TASK STATEMENT → Return the entries exactly. Images are not part of the copy.

Web page and app entries:
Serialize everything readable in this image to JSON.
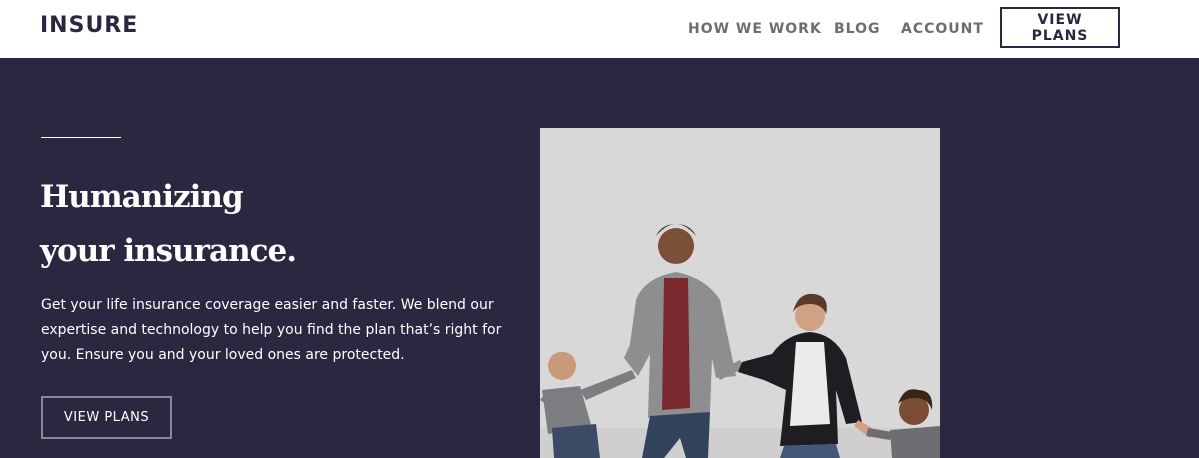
{
  "header": {
    "logo": "INSURE",
    "nav": {
      "how_we_work": "HOW WE WORK",
      "blog": "BLOG",
      "account": "ACCOUNT",
      "view_plans": "VIEW PLANS"
    }
  },
  "hero": {
    "title_line1": "Humanizing",
    "title_line2": "your insurance.",
    "description": "Get your life insurance coverage easier and faster. We blend our expertise and technology to help you find the plan that’s right for you. Ensure you and your loved ones are protected.",
    "cta_label": "VIEW PLANS"
  },
  "colors": {
    "brand_dark": "#2c2640",
    "nav_text": "#6e6b73",
    "white": "#ffffff"
  }
}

RESPONSE →
Serialize everything readable in this image to JSON.
{
  "header": {
    "logo": "INSURE",
    "nav": {
      "how_we_work": "HOW WE WORK",
      "blog": "BLOG",
      "account": "ACCOUNT",
      "view_plans": "VIEW PLANS"
    }
  },
  "hero": {
    "title_line1": "Humanizing",
    "title_line2": "your insurance.",
    "description": "Get your life insurance coverage easier and faster. We blend our expertise and technology to help you find the plan that’s right for you. Ensure you and your loved ones are protected.",
    "cta_label": "VIEW PLANS"
  },
  "colors": {
    "brand_dark": "#2c2640",
    "nav_text": "#6e6b73",
    "white": "#ffffff"
  }
}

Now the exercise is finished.